In Lateral Cooking (Bloomsbury, Oct.) British cookbook author Segnit lays out how one dish can lead to another, and another.
How do your cookbooks differ from others?
The Flavour Thesaurus is the only book that examines flavour pairings one by one. Lateral Cooking is unique in that it treats recipes as flexible ideas, then joins them up into a sort of branching genealogy of food.
How did the The Flavour Thesaurus lead to Lateral Cooking?
In the process of writing The Flavour Thesaurus, I constantly needed to adapt recipes in order to test unusual flavor combinations. In retrospect, what would have made this far quicker and easier was a book of flexible starting points for classic dishes—ice cream, say, or risotto, sponge cake, breads. In lieu of it, I started to keep a file of notes. Eventually it dawned on me that these notes might be of interest to other cooks.
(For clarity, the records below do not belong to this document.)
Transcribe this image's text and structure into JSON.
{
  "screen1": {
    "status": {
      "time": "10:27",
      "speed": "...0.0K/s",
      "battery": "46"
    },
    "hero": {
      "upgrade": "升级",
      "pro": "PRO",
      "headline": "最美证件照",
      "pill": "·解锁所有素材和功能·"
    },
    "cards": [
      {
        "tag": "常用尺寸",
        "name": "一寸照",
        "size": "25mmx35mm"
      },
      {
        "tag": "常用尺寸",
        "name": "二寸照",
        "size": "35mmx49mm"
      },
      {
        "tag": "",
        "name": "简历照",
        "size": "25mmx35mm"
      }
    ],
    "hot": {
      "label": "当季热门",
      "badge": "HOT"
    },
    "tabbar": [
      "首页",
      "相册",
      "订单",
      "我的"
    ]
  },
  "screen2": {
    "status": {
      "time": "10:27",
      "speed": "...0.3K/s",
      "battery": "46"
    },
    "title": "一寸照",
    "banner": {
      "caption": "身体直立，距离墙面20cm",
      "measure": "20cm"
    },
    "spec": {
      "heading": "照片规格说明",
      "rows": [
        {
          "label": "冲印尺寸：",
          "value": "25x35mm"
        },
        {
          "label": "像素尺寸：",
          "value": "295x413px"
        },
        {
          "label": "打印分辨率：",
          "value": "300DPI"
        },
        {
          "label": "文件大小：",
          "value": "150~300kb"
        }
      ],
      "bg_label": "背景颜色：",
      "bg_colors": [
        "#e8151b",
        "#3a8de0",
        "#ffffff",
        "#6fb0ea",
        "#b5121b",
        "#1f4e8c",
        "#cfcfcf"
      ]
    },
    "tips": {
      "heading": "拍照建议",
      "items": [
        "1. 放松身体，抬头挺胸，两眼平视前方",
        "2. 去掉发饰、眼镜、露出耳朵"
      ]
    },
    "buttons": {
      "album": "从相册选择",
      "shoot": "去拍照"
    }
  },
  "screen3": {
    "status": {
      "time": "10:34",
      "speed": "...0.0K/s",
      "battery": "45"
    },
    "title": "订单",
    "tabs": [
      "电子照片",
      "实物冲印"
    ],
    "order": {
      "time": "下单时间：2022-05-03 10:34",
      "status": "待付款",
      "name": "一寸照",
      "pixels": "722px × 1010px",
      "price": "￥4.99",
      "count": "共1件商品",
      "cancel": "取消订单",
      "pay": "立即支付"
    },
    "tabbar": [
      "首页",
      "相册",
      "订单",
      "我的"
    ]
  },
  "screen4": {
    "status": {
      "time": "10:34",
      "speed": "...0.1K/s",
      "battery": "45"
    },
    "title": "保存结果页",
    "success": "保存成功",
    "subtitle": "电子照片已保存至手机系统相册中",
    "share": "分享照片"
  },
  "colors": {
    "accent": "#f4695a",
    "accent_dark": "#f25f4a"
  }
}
Eight years later—after a lot of research and testing—the notes became Lateral Cooking.
What’s a series of recipes in Lateral Cooking that especially surprised you, and how?
I was surprised by how easily the starting-point recipes joined up in the bread, custard, and nut continuums. In practical terms, this meant the reader could quickly learn to make many of the dishes by heart. For 20 years I was a recipe robot, a Stepford cook, largely because my culinary education came from glossy cookbooks. British food one night, curry the next, Mexican after that; I followed instructions and learned nothing. The continuums helped me become the intuitive, instinctive cook I always wanted to be. Not only is this personally very satisfying, but it also means a lot less food is wasted in our household.
How do you think the average home cook would approach your cookbooks?
It’s hard to say precisely how best they can be put to use, mainly because there are so many different ways of using them. Many readers have appreciated the cooking-theory side to them—as per Harold McGee’s work, or Salt, Fat, Acid, Heat. Others read them as they might read a novel, as they both contain what I hope is a very moreish mix of culinary history, kitchen science, and personal anecdote. And of course they’re both full of delicious recipes, so people might even cook from them.